━━ Material for this task ━━

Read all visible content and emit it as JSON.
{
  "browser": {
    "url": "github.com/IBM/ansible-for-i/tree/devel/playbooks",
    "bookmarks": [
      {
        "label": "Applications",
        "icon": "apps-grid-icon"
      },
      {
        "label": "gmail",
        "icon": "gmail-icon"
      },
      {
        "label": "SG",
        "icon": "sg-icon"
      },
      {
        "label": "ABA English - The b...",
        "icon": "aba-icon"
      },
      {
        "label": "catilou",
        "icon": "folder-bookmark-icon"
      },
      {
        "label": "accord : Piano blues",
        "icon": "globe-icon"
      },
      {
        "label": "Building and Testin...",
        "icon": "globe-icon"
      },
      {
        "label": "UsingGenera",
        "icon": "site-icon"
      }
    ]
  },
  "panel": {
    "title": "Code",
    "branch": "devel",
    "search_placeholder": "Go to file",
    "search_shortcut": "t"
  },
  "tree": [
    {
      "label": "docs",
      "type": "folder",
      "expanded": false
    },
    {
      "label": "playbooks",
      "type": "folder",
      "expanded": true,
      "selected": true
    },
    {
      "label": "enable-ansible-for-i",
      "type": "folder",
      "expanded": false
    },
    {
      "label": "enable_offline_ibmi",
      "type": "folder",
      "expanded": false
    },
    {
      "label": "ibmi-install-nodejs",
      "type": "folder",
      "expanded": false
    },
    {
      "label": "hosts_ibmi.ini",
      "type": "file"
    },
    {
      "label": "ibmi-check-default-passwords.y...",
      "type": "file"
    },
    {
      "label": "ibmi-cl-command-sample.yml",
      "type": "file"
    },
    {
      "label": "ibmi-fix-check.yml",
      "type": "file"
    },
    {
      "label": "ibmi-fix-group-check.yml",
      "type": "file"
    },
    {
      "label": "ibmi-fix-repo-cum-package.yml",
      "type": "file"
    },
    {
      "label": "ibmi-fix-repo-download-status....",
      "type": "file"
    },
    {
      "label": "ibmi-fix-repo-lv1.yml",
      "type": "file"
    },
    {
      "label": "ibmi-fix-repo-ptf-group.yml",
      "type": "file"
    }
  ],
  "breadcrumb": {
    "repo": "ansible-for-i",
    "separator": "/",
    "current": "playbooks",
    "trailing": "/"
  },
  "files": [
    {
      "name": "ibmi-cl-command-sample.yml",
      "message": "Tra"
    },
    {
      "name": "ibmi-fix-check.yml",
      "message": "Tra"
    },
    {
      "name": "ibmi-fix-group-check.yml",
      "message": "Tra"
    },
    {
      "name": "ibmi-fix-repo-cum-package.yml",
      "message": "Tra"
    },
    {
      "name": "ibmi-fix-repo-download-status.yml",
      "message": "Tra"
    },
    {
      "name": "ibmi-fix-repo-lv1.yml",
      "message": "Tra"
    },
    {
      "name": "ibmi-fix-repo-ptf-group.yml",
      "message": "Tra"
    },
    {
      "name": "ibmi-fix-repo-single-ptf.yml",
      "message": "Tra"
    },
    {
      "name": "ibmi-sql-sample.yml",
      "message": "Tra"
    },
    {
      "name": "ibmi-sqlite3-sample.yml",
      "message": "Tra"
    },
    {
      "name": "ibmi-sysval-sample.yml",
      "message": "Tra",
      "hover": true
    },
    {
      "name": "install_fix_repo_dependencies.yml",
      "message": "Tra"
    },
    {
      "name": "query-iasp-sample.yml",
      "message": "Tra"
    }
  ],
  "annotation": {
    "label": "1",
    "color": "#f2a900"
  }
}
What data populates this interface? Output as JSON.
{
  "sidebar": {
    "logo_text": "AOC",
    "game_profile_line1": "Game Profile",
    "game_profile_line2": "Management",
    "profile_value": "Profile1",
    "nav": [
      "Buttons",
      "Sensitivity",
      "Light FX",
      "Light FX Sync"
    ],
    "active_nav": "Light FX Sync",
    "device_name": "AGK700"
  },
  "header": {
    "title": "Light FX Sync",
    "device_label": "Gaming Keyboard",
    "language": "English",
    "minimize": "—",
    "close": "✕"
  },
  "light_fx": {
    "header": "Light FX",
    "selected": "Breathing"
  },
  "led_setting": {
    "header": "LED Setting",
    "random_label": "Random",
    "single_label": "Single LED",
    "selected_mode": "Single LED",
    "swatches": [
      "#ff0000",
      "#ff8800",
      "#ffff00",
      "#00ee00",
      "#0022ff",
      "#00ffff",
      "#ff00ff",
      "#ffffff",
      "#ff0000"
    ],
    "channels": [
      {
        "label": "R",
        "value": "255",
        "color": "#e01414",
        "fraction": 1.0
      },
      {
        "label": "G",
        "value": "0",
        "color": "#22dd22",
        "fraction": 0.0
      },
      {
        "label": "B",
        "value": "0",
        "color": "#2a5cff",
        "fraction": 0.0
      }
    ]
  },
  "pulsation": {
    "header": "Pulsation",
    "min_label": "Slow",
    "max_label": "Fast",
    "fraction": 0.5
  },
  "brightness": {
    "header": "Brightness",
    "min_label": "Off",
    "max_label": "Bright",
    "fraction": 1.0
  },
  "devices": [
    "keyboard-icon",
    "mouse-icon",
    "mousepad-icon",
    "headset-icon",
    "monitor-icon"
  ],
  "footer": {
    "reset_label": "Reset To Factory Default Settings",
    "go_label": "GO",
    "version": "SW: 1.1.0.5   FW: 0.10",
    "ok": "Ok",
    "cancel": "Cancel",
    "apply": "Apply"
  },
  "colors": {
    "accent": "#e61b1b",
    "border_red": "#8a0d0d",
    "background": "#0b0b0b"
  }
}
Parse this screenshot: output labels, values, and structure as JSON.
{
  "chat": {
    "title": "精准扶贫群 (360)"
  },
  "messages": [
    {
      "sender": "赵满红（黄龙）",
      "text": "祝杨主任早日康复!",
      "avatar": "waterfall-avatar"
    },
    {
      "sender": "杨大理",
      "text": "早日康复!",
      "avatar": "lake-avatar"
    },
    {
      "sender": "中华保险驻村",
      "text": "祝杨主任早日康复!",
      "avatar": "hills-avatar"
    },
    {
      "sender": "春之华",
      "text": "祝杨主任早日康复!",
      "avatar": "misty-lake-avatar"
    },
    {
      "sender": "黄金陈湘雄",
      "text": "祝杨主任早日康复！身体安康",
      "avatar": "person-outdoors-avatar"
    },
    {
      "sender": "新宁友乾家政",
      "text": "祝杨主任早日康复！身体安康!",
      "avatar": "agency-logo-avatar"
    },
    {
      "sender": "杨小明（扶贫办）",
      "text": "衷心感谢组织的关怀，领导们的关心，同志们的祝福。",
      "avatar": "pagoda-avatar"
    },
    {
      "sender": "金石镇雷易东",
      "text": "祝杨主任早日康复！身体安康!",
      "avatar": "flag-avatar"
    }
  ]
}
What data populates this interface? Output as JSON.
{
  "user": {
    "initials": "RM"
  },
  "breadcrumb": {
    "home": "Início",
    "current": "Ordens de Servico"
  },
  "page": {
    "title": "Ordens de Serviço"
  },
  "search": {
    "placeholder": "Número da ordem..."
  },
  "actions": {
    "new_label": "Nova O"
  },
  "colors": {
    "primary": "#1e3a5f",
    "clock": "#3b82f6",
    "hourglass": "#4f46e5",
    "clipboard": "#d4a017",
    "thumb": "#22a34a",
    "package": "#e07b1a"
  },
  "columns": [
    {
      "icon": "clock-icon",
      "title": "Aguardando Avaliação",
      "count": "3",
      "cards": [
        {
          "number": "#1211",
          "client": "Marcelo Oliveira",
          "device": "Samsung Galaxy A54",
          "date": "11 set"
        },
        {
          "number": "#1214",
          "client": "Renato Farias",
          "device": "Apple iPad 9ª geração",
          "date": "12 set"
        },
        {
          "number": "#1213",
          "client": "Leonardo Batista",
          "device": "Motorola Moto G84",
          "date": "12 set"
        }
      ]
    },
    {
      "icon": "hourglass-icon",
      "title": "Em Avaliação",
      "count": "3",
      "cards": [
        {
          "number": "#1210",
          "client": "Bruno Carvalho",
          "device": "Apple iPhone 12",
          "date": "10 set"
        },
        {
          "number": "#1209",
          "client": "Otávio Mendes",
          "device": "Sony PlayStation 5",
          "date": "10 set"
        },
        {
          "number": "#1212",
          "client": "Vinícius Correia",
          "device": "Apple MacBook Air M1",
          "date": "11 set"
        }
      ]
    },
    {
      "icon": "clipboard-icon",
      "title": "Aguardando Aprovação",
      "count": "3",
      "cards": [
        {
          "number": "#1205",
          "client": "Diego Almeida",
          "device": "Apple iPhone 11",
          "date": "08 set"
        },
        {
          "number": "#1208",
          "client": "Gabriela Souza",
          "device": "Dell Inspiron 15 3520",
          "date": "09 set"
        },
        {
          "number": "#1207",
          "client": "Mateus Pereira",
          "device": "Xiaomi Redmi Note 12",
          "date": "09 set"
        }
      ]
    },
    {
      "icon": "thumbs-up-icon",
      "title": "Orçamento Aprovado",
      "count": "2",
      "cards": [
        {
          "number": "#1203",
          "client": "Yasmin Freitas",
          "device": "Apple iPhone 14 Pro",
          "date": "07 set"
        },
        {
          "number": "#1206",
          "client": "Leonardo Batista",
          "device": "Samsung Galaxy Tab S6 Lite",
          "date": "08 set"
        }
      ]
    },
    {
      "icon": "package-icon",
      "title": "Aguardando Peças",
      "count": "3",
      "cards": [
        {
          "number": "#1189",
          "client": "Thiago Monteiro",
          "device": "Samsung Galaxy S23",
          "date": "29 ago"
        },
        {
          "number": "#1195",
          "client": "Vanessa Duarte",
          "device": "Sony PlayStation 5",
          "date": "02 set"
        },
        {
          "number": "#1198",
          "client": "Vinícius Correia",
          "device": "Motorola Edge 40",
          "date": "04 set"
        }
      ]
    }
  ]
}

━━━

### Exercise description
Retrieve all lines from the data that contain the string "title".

### Output
    "title": "Code",
    "title": "Light FX Sync",
    "title": "精准扶贫群 (360)"
    "title": "Ordens de Serviço"
      "title": "Aguardando Avaliação",
      "title": "Em Avaliação",
      "title": "Aguardando Aprovação",
      "title": "Orçamento Aprovado",
      "title": "Aguardando Peças",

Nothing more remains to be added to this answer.